From healthcare to fiscal discipline to jobs, Romney and his party are using people's trust, economic angst, and deep love for the Constitution to sell a vision that is pure gloss with nothing behind it.
I certainly don't believe that all our Republican lawmakers came to Washington to hurt poor people, but it's time for some of them to challenge the dominant forces in their party and face the consequences of such indefensible choices.
Bed-Stuy Campaign Against Hunger is New York City's busiest food pantry, feeding over 10,000 people per month. As fate would have it, adjacent to BSCAH's headquarters on Fulton street there now sits a massive vacant lot.
As far back as 2008, members of the progressive advocacy community who focus on poverty were decrying a lack of coverage of rising poverty levels by the media. Since that point, the problem has gotten much worse.
Stories like mine are becoming more and more unusual in America in 2012. Sixty five percent of Americans who are born into the lowest income quintile (like I was) spend their entire lives in one of the two lowest income quintiles.
Tavis Smiley believes America has the power to completely eradicate poverty amongst its citizens in a little as ten years. He questions how America could allow the dreams of its people to transform into a nightmare.
Of course, rich and middle-class people suffer from cancer and drug abuse, alcoholism, child and spouse abuse. All of these issues are complicated. So is poverty. I know this from my own personal experience.

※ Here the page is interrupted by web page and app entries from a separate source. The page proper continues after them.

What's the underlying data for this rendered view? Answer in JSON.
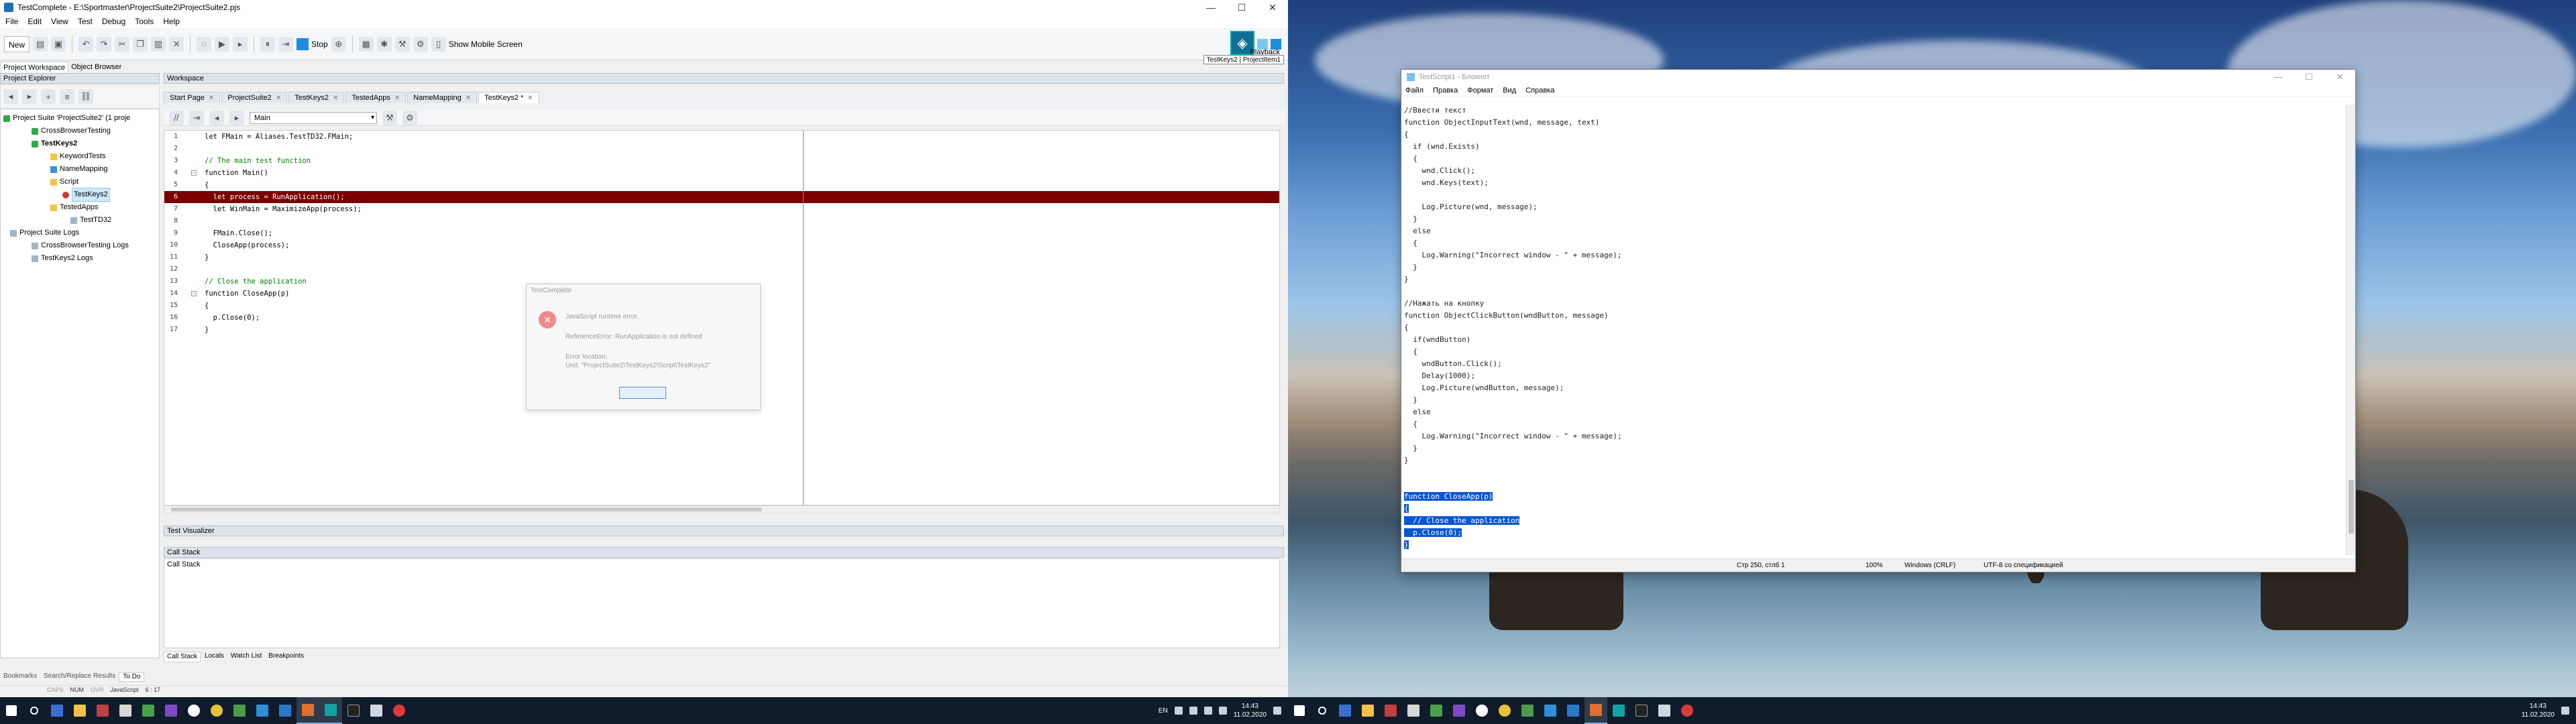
{
  "left": {
    "title": "TestComplete - E:\\Sportmaster\\ProjectSuite2\\ProjectSuite2.pjs",
    "window_controls": [
      "—",
      "☐",
      "✕"
    ],
    "menu": [
      "File",
      "Edit",
      "View",
      "Test",
      "Debug",
      "Tools",
      "Help"
    ],
    "toolbar": {
      "new_label": "New",
      "stop_label": "Stop",
      "mobile_label": "Show Mobile Screen",
      "playback_label": "Playback",
      "playback_test": "TestKeys2 | ProjectItem1"
    },
    "panel_tabs": [
      "Project Workspace",
      "Object Browser"
    ],
    "project_explorer_title": "Project Explorer",
    "tree": [
      {
        "label": "Project Suite 'ProjectSuite2' (1 proje",
        "icon": "check-icon",
        "bold": false
      },
      {
        "label": "CrossBrowserTesting",
        "icon": "check-icon",
        "bold": false
      },
      {
        "label": "TestKeys2",
        "icon": "check-icon",
        "bold": true
      },
      {
        "label": "KeywordTests",
        "icon": "folder-icon",
        "bold": false
      },
      {
        "label": "NameMapping",
        "icon": "blue-icon",
        "bold": false
      },
      {
        "label": "Script",
        "icon": "folder-icon",
        "bold": false
      },
      {
        "label": "TestKeys2",
        "icon": "red-icon",
        "bold": false,
        "selected": true
      },
      {
        "label": "TestedApps",
        "icon": "folder-icon",
        "bold": false
      },
      {
        "label": "TestTD32",
        "icon": "doc-icon",
        "bold": false
      },
      {
        "label": "Project Suite Logs",
        "icon": "doc-icon",
        "bold": false
      },
      {
        "label": "CrossBrowserTesting Logs",
        "icon": "doc-icon",
        "bold": false
      },
      {
        "label": "TestKeys2 Logs",
        "icon": "doc-icon",
        "bold": false
      }
    ],
    "pe_bottom_tabs": [
      "Bookmarks",
      "Search/Replace Results",
      "To Do"
    ],
    "workspace_title": "Workspace",
    "ws_tabs": [
      "Start Page",
      "ProjectSuite2",
      "TestKeys2",
      "TestedApps",
      "NameMapping",
      "TestKeys2 *"
    ],
    "routine_select": "Main",
    "code": [
      {
        "n": "1",
        "t": "let FMain = Aliases.TestTD32.FMain;"
      },
      {
        "n": "2",
        "t": ""
      },
      {
        "n": "3",
        "t": "// The main test function"
      },
      {
        "n": "4",
        "t": "function Main()"
      },
      {
        "n": "5",
        "t": "{"
      },
      {
        "n": "6",
        "t": "  let process = RunApplication();"
      },
      {
        "n": "7",
        "t": "  let WinMain = MaximizeApp(process);"
      },
      {
        "n": "8",
        "t": ""
      },
      {
        "n": "9",
        "t": "  FMain.Close();"
      },
      {
        "n": "10",
        "t": "  CloseApp(process);"
      },
      {
        "n": "11",
        "t": "}"
      },
      {
        "n": "12",
        "t": ""
      },
      {
        "n": "13",
        "t": "// Close the application"
      },
      {
        "n": "14",
        "t": "function CloseApp(p)"
      },
      {
        "n": "15",
        "t": "{"
      },
      {
        "n": "16",
        "t": "  p.Close(0);"
      },
      {
        "n": "17",
        "t": "}"
      }
    ],
    "test_visualizer_title": "Test Visualizer",
    "call_stack_title": "Call Stack",
    "call_stack_body": "Call Stack",
    "bottom_tabs": [
      "Call Stack",
      "Locals",
      "Watch List",
      "Breakpoints"
    ],
    "status": {
      "caps": "CAPS",
      "num": "NUM",
      "ovr": "OVR",
      "lang": "JavaScript",
      "pos": "6 : 17"
    },
    "dialog": {
      "title": "TestComplete",
      "msg1": "JavaScript runtime error.",
      "msg2": "ReferenceError: RunApplication is not defined",
      "msg3": "Error location:",
      "msg4": "Unit: \"ProjectSuite2\\TestKeys2\\Script\\TestKeys2\""
    },
    "tray": {
      "lang": "EN",
      "time": "14:43",
      "date": "11.02.2020"
    }
  },
  "right": {
    "notepad": {
      "title": "TestScript1 - Блокнот",
      "menu": [
        "Файл",
        "Правка",
        "Формат",
        "Вид",
        "Справка"
      ],
      "lines": [
        "//Ввести текст",
        "function ObjectInputText(wnd, message, text)",
        "{",
        "  if (wnd.Exists)",
        "  {",
        "    wnd.Click();",
        "    wnd.Keys(text);",
        "",
        "    Log.Picture(wnd, message);",
        "  }",
        "  else",
        "  {",
        "    Log.Warning(\"Incorrect window - \" + message);",
        "  }",
        "}",
        "",
        "//Нажать на кнопку",
        "function ObjectClickButton(wndButton, message)",
        "{",
        "  if(wndButton)",
        "  {",
        "    wndButton.Click();",
        "    Delay(1000);",
        "    Log.Picture(wndButton, message);",
        "  }",
        "  else",
        "  {",
        "    Log.Warning(\"Incorrect window - \" + message);",
        "  }",
        "}",
        "",
        "",
        "function CloseApp(p)",
        "{",
        "  // Close the application",
        "  p.Close(0);",
        "}"
      ],
      "status": {
        "pos": "Стр 250, стлб 1",
        "zoom": "100%",
        "eol": "Windows (CRLF)",
        "enc": "UTF-8 со спецификацией"
      }
    },
    "tray": {
      "time": "14:43",
      "date": "11.02.2020"
    }
  },
  "colors": {
    "error_line": "#7a0000",
    "selection": "#0b57d0",
    "accent": "#1e8de0"
  }
}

From immigration to health care and education reform, the Republicans are arguing for restricting access not only to the poor, but chiefly to the middle class. At the same time, they are arguing for a greater concentration of wealth among the elites.